The Chinese are the neo-colonialists of Africa. In their pursuit of energy security and raw materials the Chinese government and Chinese companies have locked resource-rich African states into loans and contracts which could start to squeeze them hard in ten or so years’ time. What’s more, many of the jobs that have been created have gone to Chinese workers rather than local people, and those Africans who do get employed by Chinese companies in Africa enjoy little in the way of workers’ rights. Much like the original Western colonial powers, China has no interest in promoting the development of African states by transferring skills and technology. There is no long-term benefit to Africa from Chinese business.
That’s the view of the China critics, but is it a fair one? Between 2007 and 2020, China invested $23 billion in infrastructure on the continent, $8 billion more than the other top eight lenders combined. China doesn’t want to see African countries caught in a trap – the problems with financing have more to do with corruption and lack of transparency than ill will. In exchange for building schools, roads and infrastructure, China gains access to the continent’s mineral assets and both sides benefit. China has an impressive track record of lifting its own millions out of poverty and can do the same for Africa.

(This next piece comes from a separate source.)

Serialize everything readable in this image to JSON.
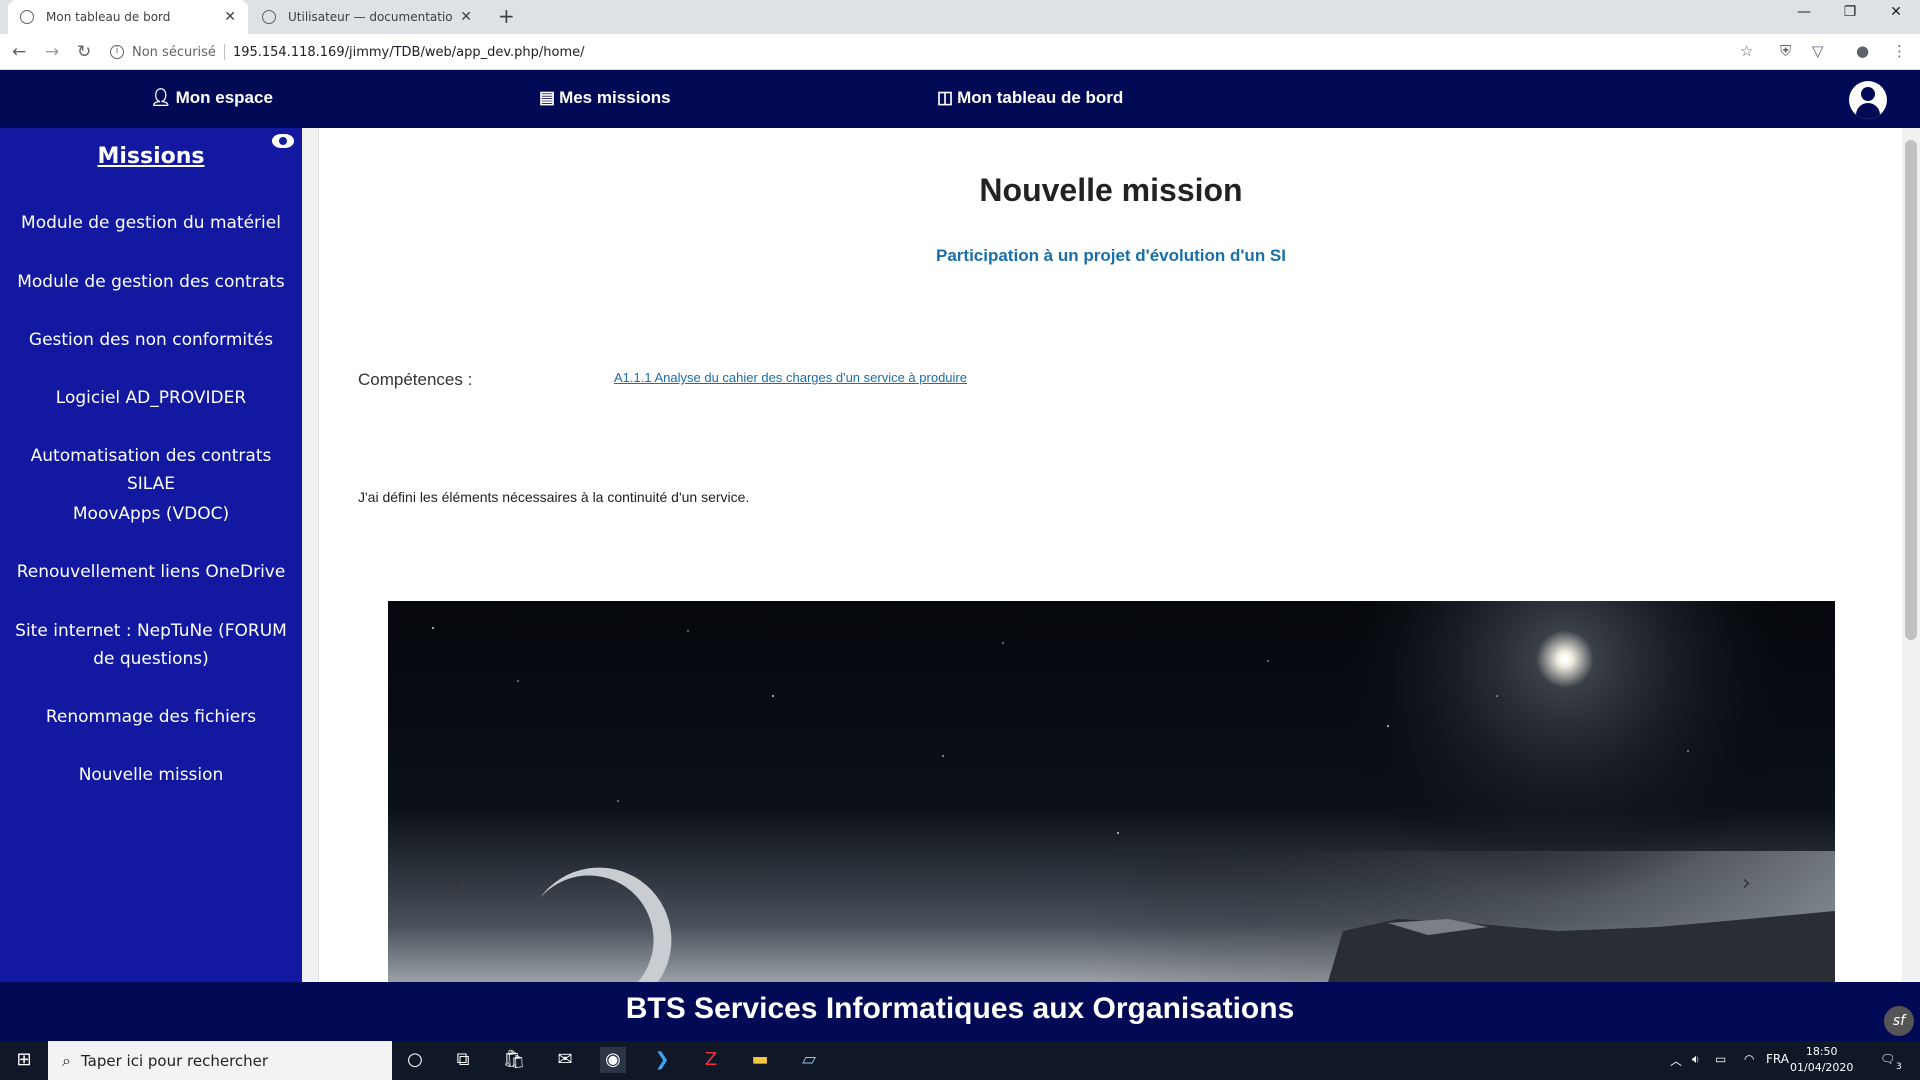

Is China’s investment in Africa a continuation of the West’s earlier oppression of the continent? Or is it a win-win story of 21st-century development?